Publication: Random House Trade Paperbacks; 4th edition (February 14, 2006), Paperback, 288 pages / ISBN 0812976525
Find @ Amazon or IndieBound
Read: August 2009
Thank You For Smoking feels like a very 90’s book. Not just because it’s set in the 90’s, but just because the uber-yuppie seems like such a 80’s/90’s cliche. It’s like how American Psycho was full of uber-yuppies (and, er, death)– that whole money-money-money and screw everyone else mentality. Some books, though they may have been written seventy years ago, still seem very fresh and new, where as some other books, er, don’t. Unfortunately, Thank You For Smoking felt more like the latter kind of book.
Summary from Indiebound:
Nobody blows smoke like Nick Naylor. He’s a spokesman for the Academy of Tobacco Studies-in other words, a flack for cigarette companies, paid to promote their product on talk and news shows. The problem? He’s so good at his job, so effortlessly unethical, that he’s become a target for both anti-tobacco terrorists and for the FBI. In a country where half the people want to outlaw pleasure and the other want to sell you a disease, what will become of the original Puff Daddy?
Anyway, since it’s a parody of all those uber-yuppie things, Thank You For Smoking is by turns hilarious and horrifying. It’s hilarious because the whole thing is just over the top, and it’s horrifying because there are no doubt some people who did (or still do) think like the uber-yuppies in TYFS think. By the end I was tired from laughing but I was also somewhat shocked at how horrible people can be.
Satires don’t necessarily mean relatable characters, and unfortunately that holds true here. I was really interested in seeing how Nick was going to pull off his plot and I did root for him to win, but I didn’t like him as a person. Maybe I wasn’t supposed to like him, though– it’s really hard to like uber-yuppies because they’re so slimy even when they’re trying to do good things.
I did enjoy reading Thank You For Smoking! But it feels so dated that it was hard to get into completely, and I’m not sure I would have finished it if I hadn’t already seen the movie and wanted to see how it differed from the book.
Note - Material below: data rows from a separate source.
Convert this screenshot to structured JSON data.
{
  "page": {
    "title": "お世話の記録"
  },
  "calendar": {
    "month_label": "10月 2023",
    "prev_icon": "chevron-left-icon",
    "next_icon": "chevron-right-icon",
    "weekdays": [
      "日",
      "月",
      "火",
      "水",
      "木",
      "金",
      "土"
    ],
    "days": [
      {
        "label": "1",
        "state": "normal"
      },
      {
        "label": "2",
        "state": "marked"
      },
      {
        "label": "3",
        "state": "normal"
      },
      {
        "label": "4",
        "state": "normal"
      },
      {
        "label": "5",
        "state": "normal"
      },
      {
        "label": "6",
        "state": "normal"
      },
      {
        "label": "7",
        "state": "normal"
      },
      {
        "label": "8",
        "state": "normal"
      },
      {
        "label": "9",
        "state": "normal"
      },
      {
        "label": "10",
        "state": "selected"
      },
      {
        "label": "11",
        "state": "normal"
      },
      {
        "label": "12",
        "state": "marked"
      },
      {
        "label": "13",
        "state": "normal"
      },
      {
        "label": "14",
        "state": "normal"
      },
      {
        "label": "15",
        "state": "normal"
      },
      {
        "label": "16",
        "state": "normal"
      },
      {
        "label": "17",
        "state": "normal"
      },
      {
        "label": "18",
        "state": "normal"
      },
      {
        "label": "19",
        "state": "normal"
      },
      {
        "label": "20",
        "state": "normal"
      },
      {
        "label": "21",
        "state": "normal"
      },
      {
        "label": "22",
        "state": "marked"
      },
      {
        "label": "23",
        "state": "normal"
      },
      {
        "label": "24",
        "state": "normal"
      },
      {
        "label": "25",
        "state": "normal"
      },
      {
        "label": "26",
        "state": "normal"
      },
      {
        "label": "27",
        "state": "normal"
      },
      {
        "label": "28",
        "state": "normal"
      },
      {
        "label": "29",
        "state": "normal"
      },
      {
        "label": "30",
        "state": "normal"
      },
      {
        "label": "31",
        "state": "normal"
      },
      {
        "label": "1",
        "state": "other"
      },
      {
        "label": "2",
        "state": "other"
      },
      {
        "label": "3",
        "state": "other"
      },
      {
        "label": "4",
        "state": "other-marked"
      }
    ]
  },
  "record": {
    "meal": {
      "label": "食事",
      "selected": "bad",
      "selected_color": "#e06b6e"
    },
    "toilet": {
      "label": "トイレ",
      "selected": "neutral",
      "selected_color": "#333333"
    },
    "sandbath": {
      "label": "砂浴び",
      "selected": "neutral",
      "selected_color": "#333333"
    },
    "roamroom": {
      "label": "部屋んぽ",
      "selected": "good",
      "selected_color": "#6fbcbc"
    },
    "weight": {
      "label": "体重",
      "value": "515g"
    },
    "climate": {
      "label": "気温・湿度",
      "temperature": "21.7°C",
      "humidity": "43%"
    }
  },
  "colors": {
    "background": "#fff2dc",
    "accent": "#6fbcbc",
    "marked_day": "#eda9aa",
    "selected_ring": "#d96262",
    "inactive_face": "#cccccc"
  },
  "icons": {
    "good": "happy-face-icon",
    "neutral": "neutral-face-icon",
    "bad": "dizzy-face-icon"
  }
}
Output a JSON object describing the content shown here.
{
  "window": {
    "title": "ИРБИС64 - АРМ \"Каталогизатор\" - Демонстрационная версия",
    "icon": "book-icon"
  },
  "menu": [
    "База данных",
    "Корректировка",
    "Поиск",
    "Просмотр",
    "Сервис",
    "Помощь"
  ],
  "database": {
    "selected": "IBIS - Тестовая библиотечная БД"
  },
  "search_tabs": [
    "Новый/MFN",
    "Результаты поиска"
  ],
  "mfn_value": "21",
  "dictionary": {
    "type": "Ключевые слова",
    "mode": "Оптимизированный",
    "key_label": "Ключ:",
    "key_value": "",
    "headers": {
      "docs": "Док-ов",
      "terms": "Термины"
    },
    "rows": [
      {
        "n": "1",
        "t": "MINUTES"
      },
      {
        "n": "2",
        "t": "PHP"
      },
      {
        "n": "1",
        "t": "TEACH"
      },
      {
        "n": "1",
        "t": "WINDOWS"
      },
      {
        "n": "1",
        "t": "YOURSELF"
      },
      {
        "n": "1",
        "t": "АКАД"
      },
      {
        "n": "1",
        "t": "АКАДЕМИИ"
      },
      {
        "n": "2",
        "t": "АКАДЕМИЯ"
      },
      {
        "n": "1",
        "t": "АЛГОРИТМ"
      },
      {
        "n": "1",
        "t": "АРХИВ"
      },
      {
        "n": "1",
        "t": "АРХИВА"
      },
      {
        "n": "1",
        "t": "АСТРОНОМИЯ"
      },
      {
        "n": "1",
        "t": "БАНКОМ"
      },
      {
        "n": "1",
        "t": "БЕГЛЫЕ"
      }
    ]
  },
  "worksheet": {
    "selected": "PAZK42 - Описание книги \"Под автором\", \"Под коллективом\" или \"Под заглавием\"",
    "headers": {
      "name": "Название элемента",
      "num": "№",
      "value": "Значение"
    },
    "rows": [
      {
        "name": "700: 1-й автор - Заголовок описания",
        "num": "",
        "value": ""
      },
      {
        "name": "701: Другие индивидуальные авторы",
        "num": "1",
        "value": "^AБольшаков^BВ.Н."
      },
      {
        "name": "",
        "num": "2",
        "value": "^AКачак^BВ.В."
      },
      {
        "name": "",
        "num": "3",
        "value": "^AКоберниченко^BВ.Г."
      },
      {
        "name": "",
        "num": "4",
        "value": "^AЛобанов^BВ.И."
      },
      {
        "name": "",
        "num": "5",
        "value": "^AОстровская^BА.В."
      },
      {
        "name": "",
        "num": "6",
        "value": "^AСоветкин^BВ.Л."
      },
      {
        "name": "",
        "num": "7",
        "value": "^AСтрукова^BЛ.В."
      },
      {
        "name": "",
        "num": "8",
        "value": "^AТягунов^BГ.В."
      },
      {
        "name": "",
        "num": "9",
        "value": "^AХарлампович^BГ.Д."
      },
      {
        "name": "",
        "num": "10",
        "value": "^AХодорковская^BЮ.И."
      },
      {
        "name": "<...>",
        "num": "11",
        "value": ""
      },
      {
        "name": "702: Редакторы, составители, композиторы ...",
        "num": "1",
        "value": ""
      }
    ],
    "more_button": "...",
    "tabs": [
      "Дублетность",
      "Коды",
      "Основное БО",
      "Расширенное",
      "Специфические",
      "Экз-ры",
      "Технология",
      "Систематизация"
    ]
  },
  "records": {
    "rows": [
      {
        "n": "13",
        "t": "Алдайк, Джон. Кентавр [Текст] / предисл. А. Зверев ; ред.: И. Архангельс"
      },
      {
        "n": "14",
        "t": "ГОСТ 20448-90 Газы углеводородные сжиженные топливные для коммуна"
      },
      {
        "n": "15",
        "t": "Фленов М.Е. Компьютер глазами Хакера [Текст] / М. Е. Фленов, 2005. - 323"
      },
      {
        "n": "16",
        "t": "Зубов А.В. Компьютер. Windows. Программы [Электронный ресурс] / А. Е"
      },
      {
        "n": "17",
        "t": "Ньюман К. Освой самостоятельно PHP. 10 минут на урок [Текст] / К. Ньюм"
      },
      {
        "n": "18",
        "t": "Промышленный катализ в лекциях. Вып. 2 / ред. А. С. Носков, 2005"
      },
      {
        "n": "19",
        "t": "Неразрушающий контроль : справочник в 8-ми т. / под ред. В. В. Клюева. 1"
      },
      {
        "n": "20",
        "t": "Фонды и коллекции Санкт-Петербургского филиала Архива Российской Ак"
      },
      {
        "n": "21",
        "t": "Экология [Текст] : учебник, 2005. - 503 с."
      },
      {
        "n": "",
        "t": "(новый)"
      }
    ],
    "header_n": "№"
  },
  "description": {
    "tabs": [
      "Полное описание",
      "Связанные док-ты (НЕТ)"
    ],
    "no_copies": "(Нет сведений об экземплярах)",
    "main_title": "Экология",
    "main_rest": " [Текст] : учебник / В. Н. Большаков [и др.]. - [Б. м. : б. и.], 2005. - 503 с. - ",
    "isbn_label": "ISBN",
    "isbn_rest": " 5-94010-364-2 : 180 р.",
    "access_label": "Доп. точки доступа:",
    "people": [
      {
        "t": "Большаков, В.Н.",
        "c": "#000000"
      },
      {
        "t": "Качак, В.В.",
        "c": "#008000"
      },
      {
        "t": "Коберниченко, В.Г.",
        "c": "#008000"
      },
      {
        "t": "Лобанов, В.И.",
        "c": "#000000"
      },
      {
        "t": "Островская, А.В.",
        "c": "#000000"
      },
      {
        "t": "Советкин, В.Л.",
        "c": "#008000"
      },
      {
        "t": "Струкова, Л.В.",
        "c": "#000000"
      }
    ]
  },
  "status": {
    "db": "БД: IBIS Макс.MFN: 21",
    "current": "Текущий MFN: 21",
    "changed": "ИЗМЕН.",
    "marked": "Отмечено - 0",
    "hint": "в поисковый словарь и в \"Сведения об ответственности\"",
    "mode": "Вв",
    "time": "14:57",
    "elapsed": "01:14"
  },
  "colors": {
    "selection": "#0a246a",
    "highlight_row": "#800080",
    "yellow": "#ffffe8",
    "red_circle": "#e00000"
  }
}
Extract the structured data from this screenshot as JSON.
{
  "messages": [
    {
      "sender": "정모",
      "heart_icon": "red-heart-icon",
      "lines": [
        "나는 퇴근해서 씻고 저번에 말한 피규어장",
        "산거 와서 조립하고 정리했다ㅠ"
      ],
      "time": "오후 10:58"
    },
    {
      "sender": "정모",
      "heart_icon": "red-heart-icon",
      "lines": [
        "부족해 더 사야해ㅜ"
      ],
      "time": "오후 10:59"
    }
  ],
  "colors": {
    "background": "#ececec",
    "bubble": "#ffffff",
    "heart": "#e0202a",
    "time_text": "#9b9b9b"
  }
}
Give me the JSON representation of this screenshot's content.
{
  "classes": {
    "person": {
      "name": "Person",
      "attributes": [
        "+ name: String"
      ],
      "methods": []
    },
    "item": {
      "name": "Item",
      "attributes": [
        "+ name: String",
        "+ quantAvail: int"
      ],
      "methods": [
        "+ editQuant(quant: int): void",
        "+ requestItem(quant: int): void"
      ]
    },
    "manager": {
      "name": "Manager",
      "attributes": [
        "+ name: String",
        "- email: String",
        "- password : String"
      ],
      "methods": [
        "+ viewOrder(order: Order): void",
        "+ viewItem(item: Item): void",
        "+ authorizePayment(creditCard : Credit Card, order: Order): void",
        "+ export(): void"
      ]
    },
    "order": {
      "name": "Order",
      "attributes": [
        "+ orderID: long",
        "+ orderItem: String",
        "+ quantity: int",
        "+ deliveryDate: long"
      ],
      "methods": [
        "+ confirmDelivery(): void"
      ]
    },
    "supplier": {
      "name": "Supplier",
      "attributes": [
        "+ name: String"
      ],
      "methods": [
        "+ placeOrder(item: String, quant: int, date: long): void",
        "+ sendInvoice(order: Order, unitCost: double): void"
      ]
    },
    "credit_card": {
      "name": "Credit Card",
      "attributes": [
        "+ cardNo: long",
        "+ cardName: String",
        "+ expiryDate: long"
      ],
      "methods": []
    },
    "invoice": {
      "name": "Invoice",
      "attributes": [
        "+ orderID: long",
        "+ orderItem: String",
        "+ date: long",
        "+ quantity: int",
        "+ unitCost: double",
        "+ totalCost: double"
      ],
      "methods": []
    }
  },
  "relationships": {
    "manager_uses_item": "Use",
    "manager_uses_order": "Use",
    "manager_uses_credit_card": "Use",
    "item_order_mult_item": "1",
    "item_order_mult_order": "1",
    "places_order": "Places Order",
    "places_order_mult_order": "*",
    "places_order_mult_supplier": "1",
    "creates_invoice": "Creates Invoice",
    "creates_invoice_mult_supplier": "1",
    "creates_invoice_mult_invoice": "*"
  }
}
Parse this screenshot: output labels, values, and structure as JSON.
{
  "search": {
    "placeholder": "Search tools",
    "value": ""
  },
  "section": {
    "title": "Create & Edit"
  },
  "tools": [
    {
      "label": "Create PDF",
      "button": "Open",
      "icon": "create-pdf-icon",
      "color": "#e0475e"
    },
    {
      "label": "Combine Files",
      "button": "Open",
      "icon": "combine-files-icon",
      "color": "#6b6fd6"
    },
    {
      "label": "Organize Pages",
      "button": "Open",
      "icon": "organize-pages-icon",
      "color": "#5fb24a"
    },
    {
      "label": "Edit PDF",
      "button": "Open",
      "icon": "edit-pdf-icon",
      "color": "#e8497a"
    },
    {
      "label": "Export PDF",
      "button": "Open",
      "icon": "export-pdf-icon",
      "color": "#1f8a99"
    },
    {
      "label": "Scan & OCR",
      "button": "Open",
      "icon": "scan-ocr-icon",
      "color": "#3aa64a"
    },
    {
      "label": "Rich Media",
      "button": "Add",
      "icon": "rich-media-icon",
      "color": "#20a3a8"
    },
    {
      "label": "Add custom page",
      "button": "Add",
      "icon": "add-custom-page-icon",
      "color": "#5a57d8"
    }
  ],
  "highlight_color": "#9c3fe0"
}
But it was funny, and an interesting look at mid-90’s yuppies (and how people thought of them), and I think some of the morality issues are valid even today. If you liked the movie, you’ll probably like the book!